-- Record extracts --
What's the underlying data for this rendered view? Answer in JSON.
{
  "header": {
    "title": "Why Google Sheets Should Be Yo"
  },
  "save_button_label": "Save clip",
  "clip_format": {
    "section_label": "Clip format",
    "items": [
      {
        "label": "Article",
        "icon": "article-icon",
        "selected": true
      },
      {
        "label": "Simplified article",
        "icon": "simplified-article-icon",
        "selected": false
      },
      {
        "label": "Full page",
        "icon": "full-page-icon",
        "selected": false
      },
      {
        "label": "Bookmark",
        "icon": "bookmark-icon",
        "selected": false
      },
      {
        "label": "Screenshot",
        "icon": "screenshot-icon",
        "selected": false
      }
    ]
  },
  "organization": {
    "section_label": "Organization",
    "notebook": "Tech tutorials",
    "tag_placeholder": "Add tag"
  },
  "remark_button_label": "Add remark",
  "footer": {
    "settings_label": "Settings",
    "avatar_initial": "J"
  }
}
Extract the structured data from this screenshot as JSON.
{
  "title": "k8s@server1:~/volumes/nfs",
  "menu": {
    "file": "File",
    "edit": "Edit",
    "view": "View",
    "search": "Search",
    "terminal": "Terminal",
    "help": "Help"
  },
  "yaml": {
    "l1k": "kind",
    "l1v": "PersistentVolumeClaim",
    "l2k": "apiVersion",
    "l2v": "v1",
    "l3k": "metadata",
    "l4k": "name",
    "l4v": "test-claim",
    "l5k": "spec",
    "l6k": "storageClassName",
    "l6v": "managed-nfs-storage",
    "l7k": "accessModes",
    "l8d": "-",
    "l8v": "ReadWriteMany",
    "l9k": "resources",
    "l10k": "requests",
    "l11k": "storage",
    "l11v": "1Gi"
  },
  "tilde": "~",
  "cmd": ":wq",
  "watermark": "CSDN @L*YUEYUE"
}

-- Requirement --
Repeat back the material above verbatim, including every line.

-- Result for this task --
What's the underlying data for this rendered view? Answer in JSON.
{
  "header": {
    "title": "Why Google Sheets Should Be Yo"
  },
  "save_button_label": "Save clip",
  "clip_format": {
    "section_label": "Clip format",
    "items": [
      {
        "label": "Article",
        "icon": "article-icon",
        "selected": true
      },
      {
        "label": "Simplified article",
        "icon": "simplified-article-icon",
        "selected": false
      },
      {
        "label": "Full page",
        "icon": "full-page-icon",
        "selected": false
      },
      {
        "label": "Bookmark",
        "icon": "bookmark-icon",
        "selected": false
      },
      {
        "label": "Screenshot",
        "icon": "screenshot-icon",
        "selected": false
      }
    ]
  },
  "organization": {
    "section_label": "Organization",
    "notebook": "Tech tutorials",
    "tag_placeholder": "Add tag"
  },
  "remark_button_label": "Add remark",
  "footer": {
    "settings_label": "Settings",
    "avatar_initial": "J"
  }
}
Extract the structured data from this screenshot as JSON.
{
  "title": "k8s@server1:~/volumes/nfs",
  "menu": {
    "file": "File",
    "edit": "Edit",
    "view": "View",
    "search": "Search",
    "terminal": "Terminal",
    "help": "Help"
  },
  "yaml": {
    "l1k": "kind",
    "l1v": "PersistentVolumeClaim",
    "l2k": "apiVersion",
    "l2v": "v1",
    "l3k": "metadata",
    "l4k": "name",
    "l4v": "test-claim",
    "l5k": "spec",
    "l6k": "storageClassName",
    "l6v": "managed-nfs-storage",
    "l7k": "accessModes",
    "l8d": "-",
    "l8v": "ReadWriteMany",
    "l9k": "resources",
    "l10k": "requests",
    "l11k": "storage",
    "l11v": "1Gi"
  },
  "tilde": "~",
  "cmd": ":wq",
  "watermark": "CSDN @L*YUEYUE"
}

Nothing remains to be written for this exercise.